Sleep in Children

Helen Rose, MD

Sleep is one of the biggest challenges for parents – you are not alone in your frustration!  There is no one right answer, but I have found that the following tips sever parents well.

General advice:





If all else fails, choose a book that fits your philosophy, and stick with it.  Books on this list usually work, but a parent must feel comfortable with the methods.  It often helps to start a book immediately after a disruption in routine, like a trip to Granny’s etc.


Books I recommend:

The American Academy of Pediatrics, Your Baby’s First Year : Well written, not flashy, but very helpful and positive.  Gives tips on numerous topics, including sleep.  Would recommend that all parents buy.

Healthy Sleep Habits, Happy Child by Marc Weissbluth  Agrees with crying it out, but gives excellent tips on getting your baby on a schedule that minimizes crying.  Watch out, makes you feel guilty if you work or have ever let your child sleep in a carseat or swing.  Broken down by age, which is nice.

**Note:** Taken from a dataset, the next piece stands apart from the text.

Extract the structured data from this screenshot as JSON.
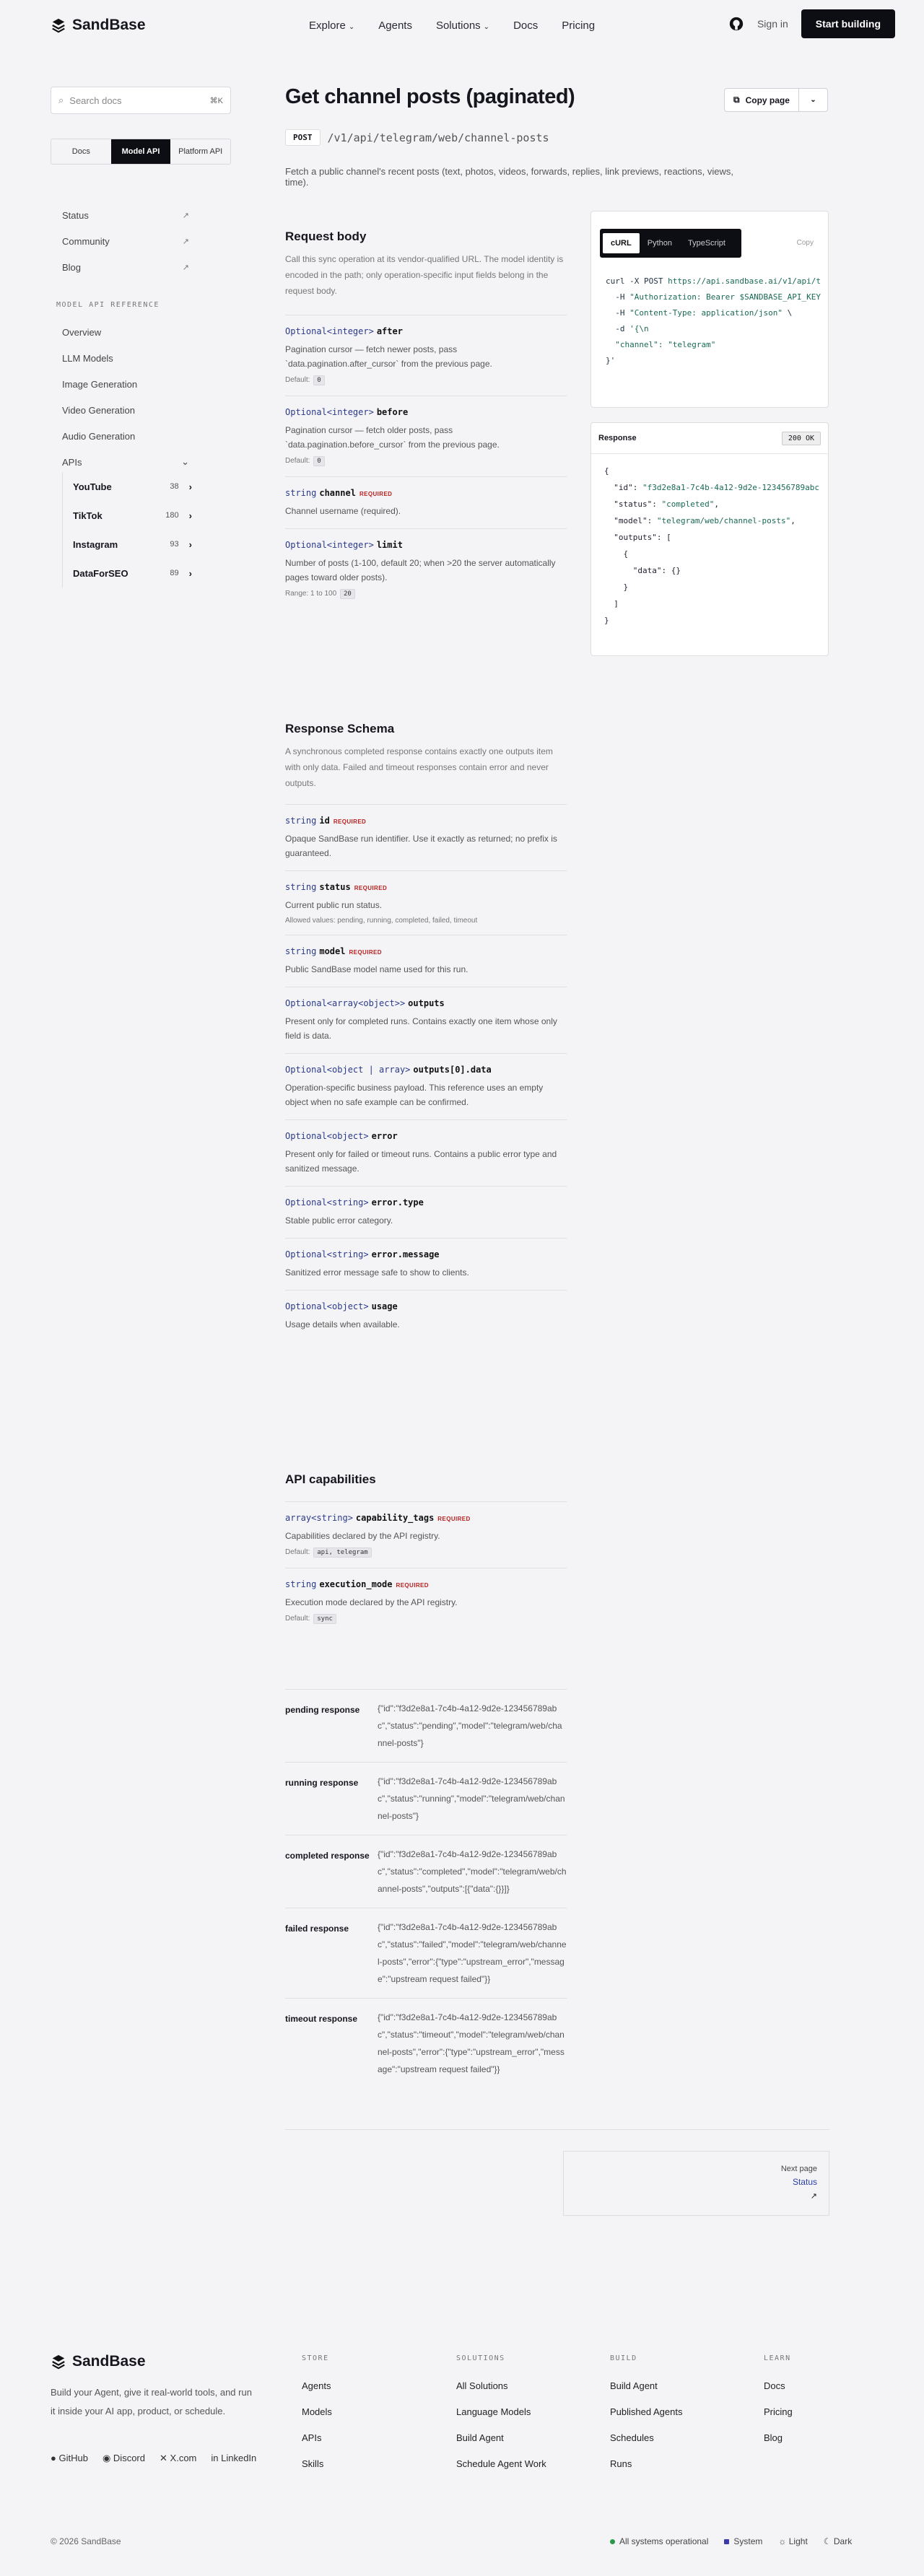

Solve Your Child’s Sleep Problems by Richard Ferber, M.D. Kinder, gentler, more time-consuming cry-it-out method.  Also felt to be very effective.  Broken down by type of sleep problem.

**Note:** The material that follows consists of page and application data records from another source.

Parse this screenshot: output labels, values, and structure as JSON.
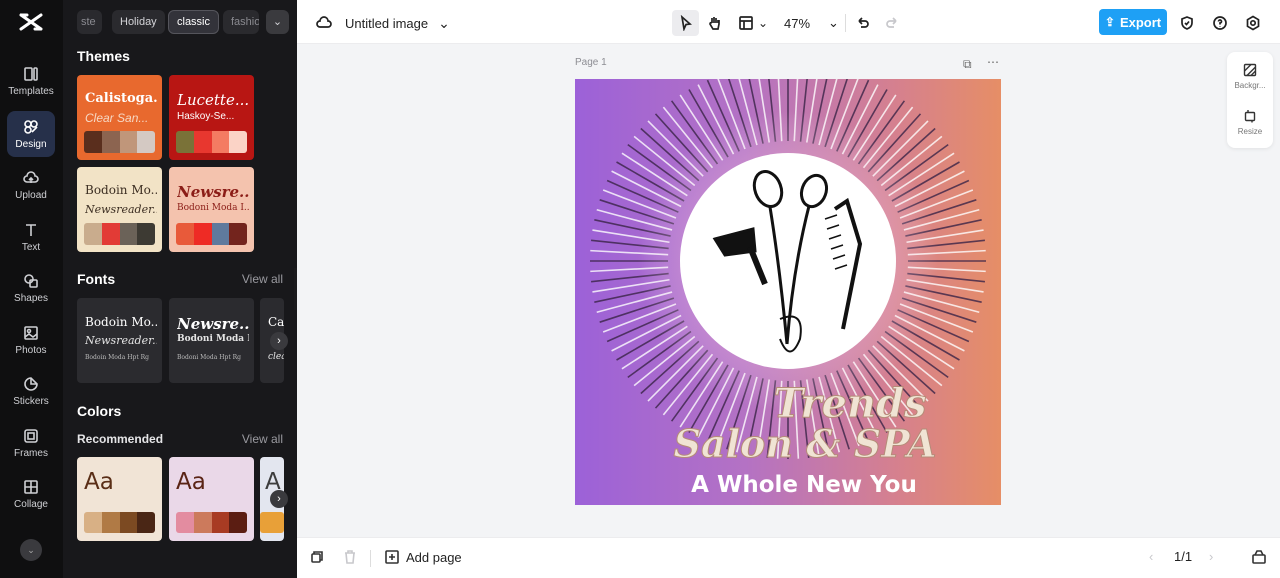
{
  "doc": {
    "title": "Untitled image"
  },
  "nav": [
    {
      "label": "Templates",
      "icon": "templates-icon"
    },
    {
      "label": "Design",
      "icon": "design-icon"
    },
    {
      "label": "Upload",
      "icon": "upload-icon"
    },
    {
      "label": "Text",
      "icon": "text-icon"
    },
    {
      "label": "Shapes",
      "icon": "shapes-icon"
    },
    {
      "label": "Photos",
      "icon": "photos-icon"
    },
    {
      "label": "Stickers",
      "icon": "stickers-icon"
    },
    {
      "label": "Frames",
      "icon": "frames-icon"
    },
    {
      "label": "Collage",
      "icon": "collage-icon"
    }
  ],
  "chips": [
    "ste",
    "Holiday",
    "classic",
    "fashio"
  ],
  "themes": {
    "title": "Themes",
    "cards": [
      {
        "t1": "Calistoga...",
        "t2": "Clear San...",
        "bg": "#e8692e",
        "fg": "#ffffff",
        "swatches": [
          "#5a2e1d",
          "#8c6450",
          "#c0967a",
          "#d4c9c3"
        ]
      },
      {
        "t1": "Lucette...",
        "t2": "Haskoy-Se...",
        "bg": "#b81613",
        "fg": "#ffffff",
        "swatches": [
          "#7a7238",
          "#e8372f",
          "#f47b62",
          "#fbd3c6"
        ]
      },
      {
        "t1": "Bodoin Mo...",
        "t2": "Newsreader...",
        "bg": "#f2e3c6",
        "fg": "#3c2e22",
        "swatches": [
          "#c9ac8d",
          "#e23b36",
          "#6b6258",
          "#3d3a33"
        ]
      },
      {
        "t1": "Newsre...",
        "t2": "Bodoni Moda I...",
        "bg": "#f4c3ae",
        "fg": "#8b1d17",
        "swatches": [
          "#e85a3a",
          "#ee2b25",
          "#5f7a9d",
          "#73241d"
        ]
      }
    ]
  },
  "fonts": {
    "title": "Fonts",
    "view_all": "View all",
    "cards": [
      {
        "f1": "Bodoin Mo...",
        "f2": "Newsreader...",
        "f3": "Bodoin Moda Hpt Rg"
      },
      {
        "f1": "Newsre...",
        "f2": "Bodoni Moda I...",
        "f3": "Bodoni Moda Hpt Rg"
      },
      {
        "f1": "Ca",
        "f2": "clea",
        "f3": ""
      }
    ]
  },
  "colors": {
    "title": "Colors",
    "recommended": "Recommended",
    "view_all": "View all",
    "cards": [
      {
        "aa": "Aa",
        "bg": "#f1e4d6",
        "fg": "#5a2e17",
        "swatches": [
          "#d8b085",
          "#b07a45",
          "#7c4a22",
          "#4a2615"
        ]
      },
      {
        "aa": "Aa",
        "bg": "#ead8e8",
        "fg": "#5a2415",
        "swatches": [
          "#e38ca0",
          "#cc7a5c",
          "#a83b23",
          "#5b1d12"
        ]
      },
      {
        "aa": "A",
        "bg": "#e3e6ef",
        "fg": "#3d3d3d",
        "swatches": [
          "#e8a038"
        ]
      }
    ]
  },
  "toolbar": {
    "zoom": "47%",
    "export": "Export"
  },
  "page": {
    "label": "Page 1"
  },
  "right_tools": [
    {
      "label": "Backgr..."
    },
    {
      "label": "Resize"
    }
  ],
  "design": {
    "line1": "Trends",
    "line2": "Salon & SPA",
    "line3": "A Whole New You"
  },
  "bottom": {
    "add_page": "Add page",
    "pager": "1/1"
  },
  "accent": "#1ea0f5"
}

Raising Your Spirited Child by Mary Sheedy Kurcinka General behavior book, with sleep tips specific to your intense, sensitive, perceptive, persistent, and/or energetic child.  Not as in depth on sleep, but nice if your child is on the difficult side (it’s also written from a positive perspective and can help you see how terrific your child is even is he is hard to control and live with!  We all need reminders like that.)

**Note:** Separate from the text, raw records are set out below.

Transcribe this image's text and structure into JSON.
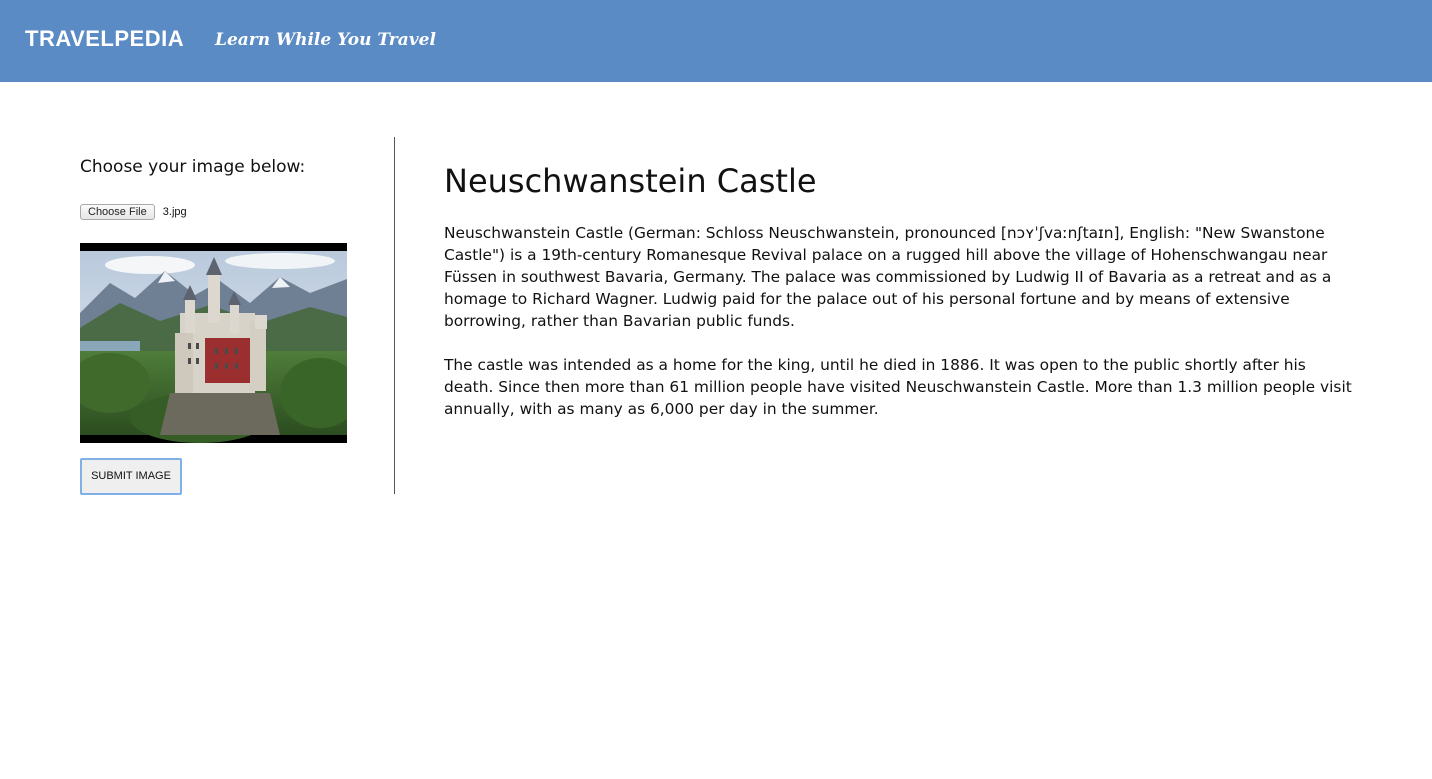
{
  "header": {
    "brand": "TRAVELPEDIA",
    "tagline": "Learn While You Travel",
    "background_color": "#5b8bc4"
  },
  "upload": {
    "label": "Choose your image below:",
    "choose_file_label": "Choose File",
    "file_name": "3.jpg",
    "preview_alt": "Neuschwanstein Castle",
    "submit_label": "SUBMIT IMAGE"
  },
  "article": {
    "title": "Neuschwanstein Castle",
    "paragraphs": [
      "Neuschwanstein Castle (German: Schloss Neuschwanstein, pronounced [nɔʏˈʃvaːnʃtaɪn], English: \"New Swanstone Castle\") is a 19th-century Romanesque Revival palace on a rugged hill above the village of Hohenschwangau near Füssen in southwest Bavaria, Germany. The palace was commissioned by Ludwig II of Bavaria as a retreat and as a homage to Richard Wagner. Ludwig paid for the palace out of his personal fortune and by means of extensive borrowing, rather than Bavarian public funds.",
      "The castle was intended as a home for the king, until he died in 1886. It was open to the public shortly after his death. Since then more than 61 million people have visited Neuschwanstein Castle. More than 1.3 million people visit annually, with as many as 6,000 per day in the summer."
    ]
  }
}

The Baby Sleep Book: The complete Guide to a Good Night’s Rest for the Whole Family by William, Martha, Robert, and James Sears.  Must agree with attachment parenting.  A no-cry solution that is right for some families.  Many other books available by the Sears family.  Highly regarded in the realm of attachment parenting.